How many lines in the data hold the string "Show"? State the number alone.

Data excerpts:
====================

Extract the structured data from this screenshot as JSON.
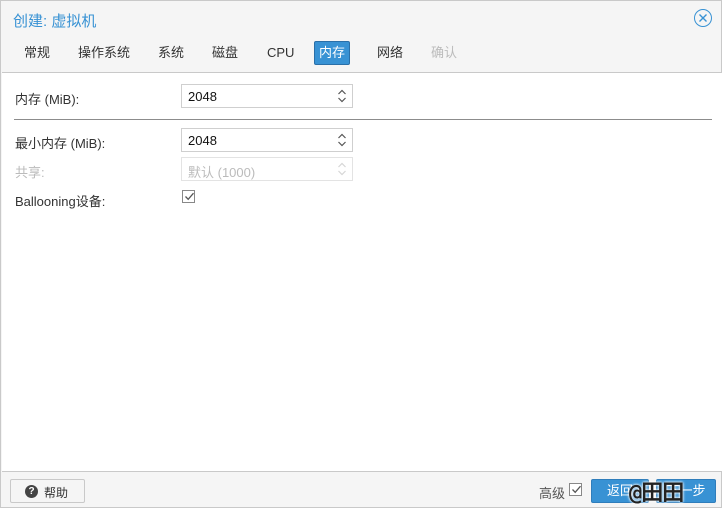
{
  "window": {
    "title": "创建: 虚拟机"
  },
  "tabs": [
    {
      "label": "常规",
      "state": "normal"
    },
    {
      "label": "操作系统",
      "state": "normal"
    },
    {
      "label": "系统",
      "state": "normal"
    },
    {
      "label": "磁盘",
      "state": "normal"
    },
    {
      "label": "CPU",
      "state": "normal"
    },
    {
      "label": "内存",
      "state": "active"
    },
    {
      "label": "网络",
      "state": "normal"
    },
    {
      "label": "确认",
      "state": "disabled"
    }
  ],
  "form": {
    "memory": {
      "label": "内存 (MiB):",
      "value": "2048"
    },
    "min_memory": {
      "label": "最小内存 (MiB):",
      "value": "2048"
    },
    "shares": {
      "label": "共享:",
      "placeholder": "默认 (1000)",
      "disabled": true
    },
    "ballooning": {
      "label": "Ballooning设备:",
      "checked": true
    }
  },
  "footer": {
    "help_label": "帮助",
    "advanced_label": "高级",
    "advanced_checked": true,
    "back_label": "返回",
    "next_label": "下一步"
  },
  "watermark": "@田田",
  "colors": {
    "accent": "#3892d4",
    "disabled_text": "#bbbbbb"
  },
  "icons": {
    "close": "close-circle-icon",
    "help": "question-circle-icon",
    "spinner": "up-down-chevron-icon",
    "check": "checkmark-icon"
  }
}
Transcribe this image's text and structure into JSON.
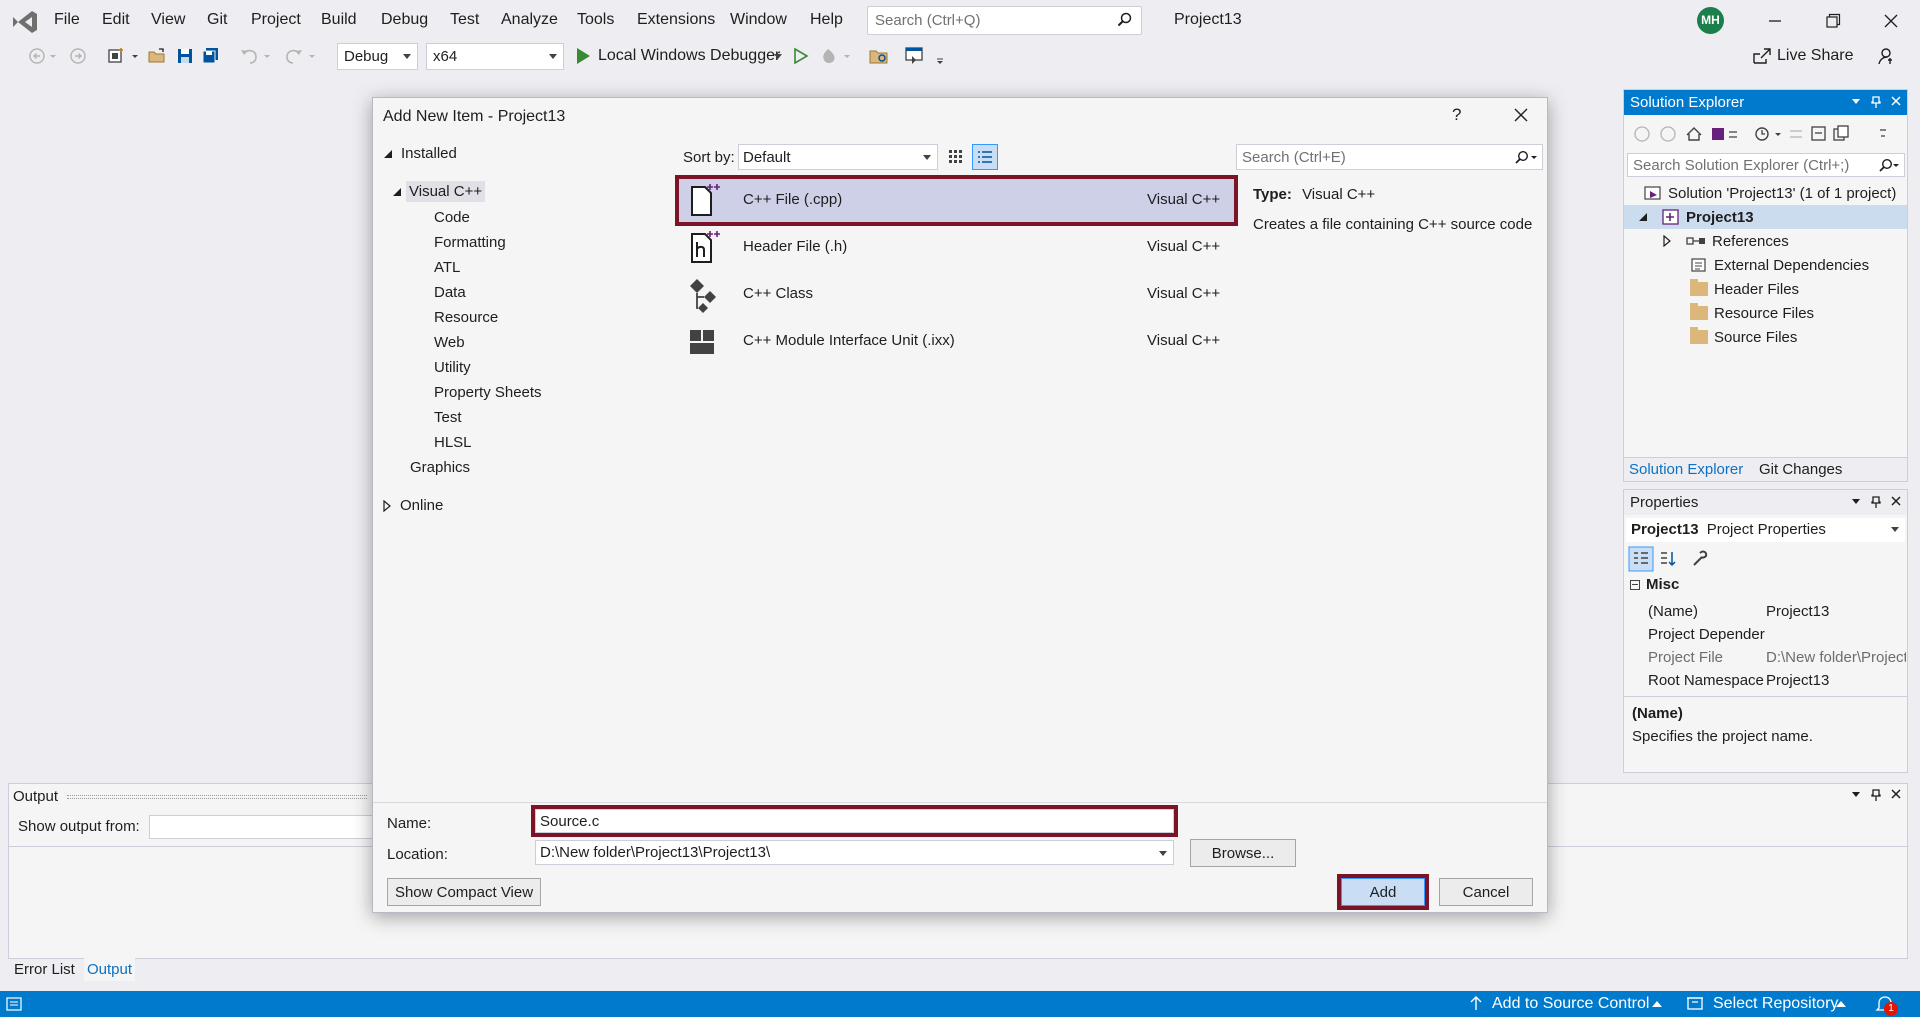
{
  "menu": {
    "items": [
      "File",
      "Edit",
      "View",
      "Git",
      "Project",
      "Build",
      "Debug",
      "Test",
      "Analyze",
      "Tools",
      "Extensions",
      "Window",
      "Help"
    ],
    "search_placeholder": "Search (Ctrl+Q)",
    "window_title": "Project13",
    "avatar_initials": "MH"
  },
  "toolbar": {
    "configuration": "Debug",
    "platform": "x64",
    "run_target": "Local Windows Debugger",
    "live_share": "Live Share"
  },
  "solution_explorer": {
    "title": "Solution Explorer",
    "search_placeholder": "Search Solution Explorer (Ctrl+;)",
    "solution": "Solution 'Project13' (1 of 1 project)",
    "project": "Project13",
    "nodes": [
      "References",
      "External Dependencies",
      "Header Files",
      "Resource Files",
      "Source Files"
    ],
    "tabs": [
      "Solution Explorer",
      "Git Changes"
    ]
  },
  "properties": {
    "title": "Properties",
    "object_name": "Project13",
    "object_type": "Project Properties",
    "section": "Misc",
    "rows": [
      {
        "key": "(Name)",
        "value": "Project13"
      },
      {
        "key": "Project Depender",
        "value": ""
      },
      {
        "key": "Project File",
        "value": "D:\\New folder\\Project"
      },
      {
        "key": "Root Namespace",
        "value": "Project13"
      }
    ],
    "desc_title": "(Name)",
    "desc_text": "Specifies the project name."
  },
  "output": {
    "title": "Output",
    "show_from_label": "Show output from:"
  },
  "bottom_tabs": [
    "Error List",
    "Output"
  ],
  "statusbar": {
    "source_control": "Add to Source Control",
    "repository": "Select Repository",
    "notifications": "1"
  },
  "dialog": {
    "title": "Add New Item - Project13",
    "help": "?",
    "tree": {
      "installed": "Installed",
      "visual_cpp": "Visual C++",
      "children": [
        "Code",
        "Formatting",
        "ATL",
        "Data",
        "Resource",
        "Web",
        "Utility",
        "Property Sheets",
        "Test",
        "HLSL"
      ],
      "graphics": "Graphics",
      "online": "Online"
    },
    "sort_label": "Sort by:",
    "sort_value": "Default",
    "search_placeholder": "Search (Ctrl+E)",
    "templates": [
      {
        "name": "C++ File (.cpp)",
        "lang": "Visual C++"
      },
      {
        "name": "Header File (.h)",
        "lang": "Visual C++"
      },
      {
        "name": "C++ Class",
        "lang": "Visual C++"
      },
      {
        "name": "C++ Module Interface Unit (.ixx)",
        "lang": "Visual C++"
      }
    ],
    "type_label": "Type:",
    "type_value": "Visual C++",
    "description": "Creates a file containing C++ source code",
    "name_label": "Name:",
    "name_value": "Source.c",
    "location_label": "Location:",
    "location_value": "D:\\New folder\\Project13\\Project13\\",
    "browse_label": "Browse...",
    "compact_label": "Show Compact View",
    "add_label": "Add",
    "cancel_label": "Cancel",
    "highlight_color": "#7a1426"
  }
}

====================

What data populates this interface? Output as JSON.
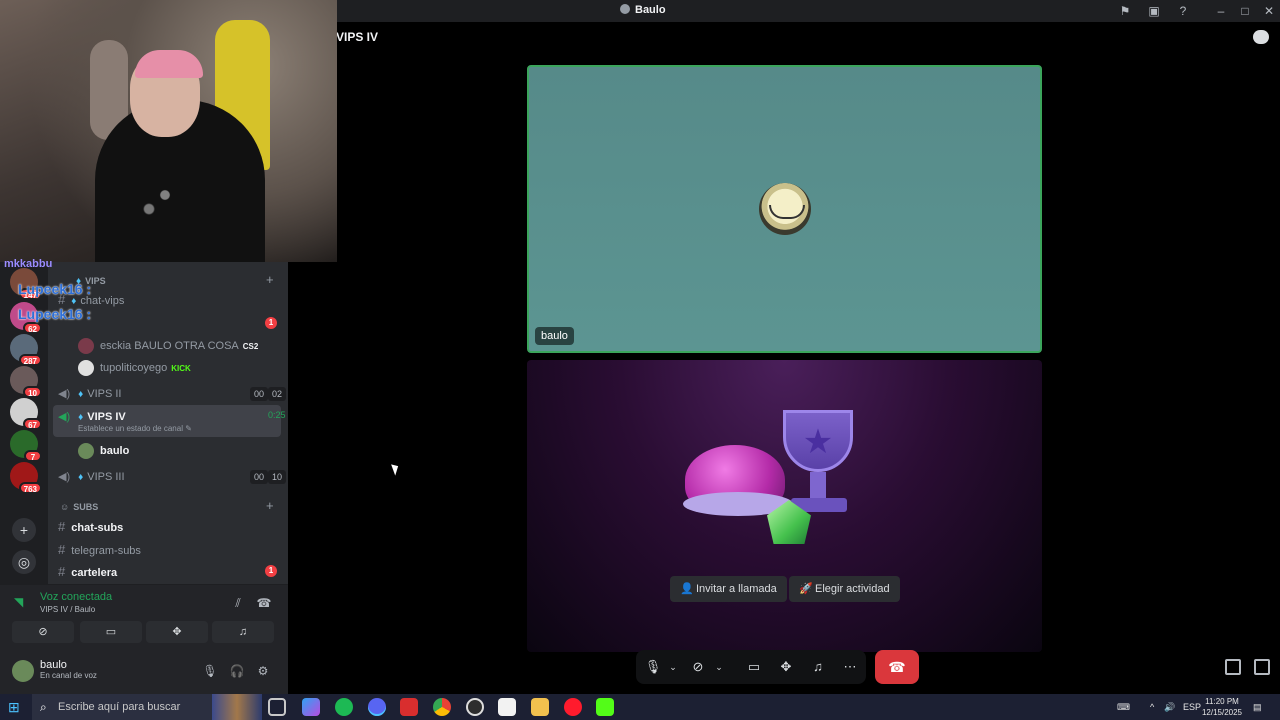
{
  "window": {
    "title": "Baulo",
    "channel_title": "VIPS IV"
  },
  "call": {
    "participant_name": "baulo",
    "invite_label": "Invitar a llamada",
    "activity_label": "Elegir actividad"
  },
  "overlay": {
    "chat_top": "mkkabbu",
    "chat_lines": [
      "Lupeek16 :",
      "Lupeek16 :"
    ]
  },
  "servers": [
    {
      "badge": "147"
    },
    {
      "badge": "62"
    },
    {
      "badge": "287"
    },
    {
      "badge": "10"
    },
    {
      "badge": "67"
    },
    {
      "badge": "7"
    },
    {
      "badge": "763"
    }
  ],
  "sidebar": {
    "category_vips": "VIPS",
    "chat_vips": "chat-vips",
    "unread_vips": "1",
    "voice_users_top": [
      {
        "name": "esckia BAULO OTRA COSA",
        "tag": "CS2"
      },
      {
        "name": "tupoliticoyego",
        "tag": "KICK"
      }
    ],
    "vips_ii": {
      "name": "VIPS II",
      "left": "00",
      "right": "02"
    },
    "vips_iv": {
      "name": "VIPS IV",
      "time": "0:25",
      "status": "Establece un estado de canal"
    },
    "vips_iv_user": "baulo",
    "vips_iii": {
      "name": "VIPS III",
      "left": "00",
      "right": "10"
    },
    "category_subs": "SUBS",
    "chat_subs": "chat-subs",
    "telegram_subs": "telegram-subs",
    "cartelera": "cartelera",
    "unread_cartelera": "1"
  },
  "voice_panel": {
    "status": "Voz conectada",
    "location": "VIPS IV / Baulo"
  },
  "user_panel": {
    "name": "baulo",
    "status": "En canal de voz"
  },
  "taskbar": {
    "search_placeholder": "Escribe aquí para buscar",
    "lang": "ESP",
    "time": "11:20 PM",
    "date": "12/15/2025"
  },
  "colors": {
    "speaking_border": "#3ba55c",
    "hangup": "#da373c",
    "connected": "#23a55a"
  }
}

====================

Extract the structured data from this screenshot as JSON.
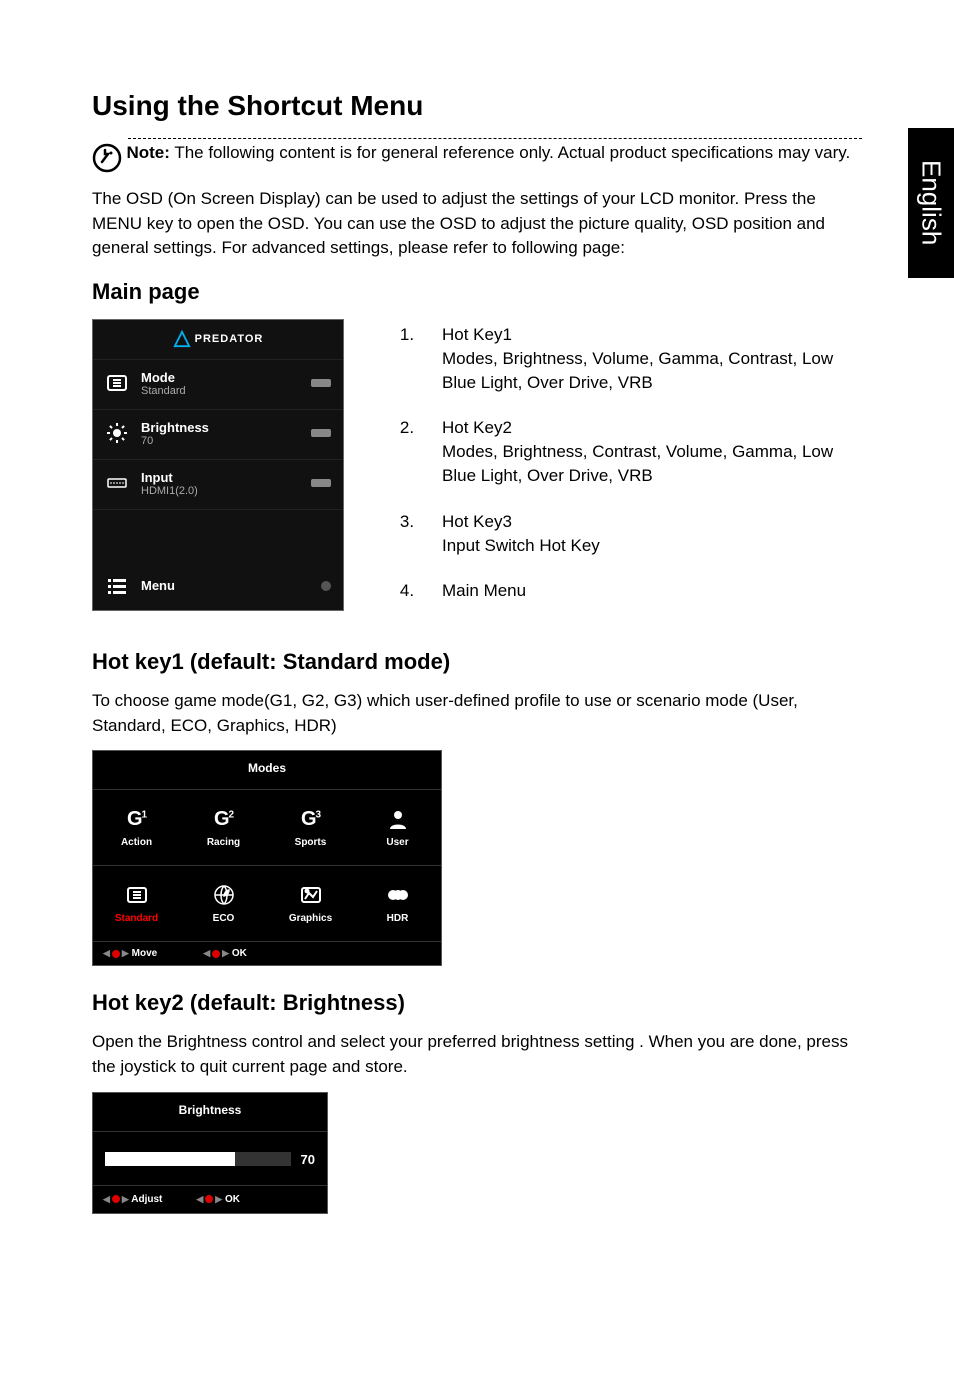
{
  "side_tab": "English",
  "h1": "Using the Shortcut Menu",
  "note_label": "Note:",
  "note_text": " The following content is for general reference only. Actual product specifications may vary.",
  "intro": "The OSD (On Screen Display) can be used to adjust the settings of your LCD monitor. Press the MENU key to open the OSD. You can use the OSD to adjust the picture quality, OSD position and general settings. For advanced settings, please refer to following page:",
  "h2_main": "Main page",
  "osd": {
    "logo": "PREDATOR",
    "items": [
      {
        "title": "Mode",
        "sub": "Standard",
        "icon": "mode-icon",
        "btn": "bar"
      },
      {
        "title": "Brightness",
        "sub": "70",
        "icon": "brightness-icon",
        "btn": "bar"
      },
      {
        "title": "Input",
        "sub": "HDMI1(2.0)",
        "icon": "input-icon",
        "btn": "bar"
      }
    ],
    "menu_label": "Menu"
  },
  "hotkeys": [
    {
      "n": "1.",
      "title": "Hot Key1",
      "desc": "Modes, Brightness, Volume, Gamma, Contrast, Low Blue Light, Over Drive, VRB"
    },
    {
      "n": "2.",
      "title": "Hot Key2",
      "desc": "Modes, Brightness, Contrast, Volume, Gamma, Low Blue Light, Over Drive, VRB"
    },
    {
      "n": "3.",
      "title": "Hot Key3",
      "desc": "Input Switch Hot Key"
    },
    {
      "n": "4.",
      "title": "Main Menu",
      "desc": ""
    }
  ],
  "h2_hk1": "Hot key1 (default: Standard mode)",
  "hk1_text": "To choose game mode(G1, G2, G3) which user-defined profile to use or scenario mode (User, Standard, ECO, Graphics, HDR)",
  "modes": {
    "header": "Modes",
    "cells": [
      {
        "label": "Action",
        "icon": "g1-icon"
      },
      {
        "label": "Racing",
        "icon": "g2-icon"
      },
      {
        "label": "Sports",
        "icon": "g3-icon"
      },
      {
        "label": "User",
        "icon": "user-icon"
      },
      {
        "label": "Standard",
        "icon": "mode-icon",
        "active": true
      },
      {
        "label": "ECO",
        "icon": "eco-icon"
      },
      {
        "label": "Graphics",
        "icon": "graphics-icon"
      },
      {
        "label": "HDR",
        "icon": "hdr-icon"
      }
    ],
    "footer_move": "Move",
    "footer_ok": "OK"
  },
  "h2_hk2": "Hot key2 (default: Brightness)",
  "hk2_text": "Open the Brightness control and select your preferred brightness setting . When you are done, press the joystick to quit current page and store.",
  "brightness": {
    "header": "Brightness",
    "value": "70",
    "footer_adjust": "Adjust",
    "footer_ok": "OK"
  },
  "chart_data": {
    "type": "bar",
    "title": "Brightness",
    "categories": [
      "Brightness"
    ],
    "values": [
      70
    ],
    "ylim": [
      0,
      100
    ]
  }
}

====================

- ANSWER TO THE EXERCISE: 2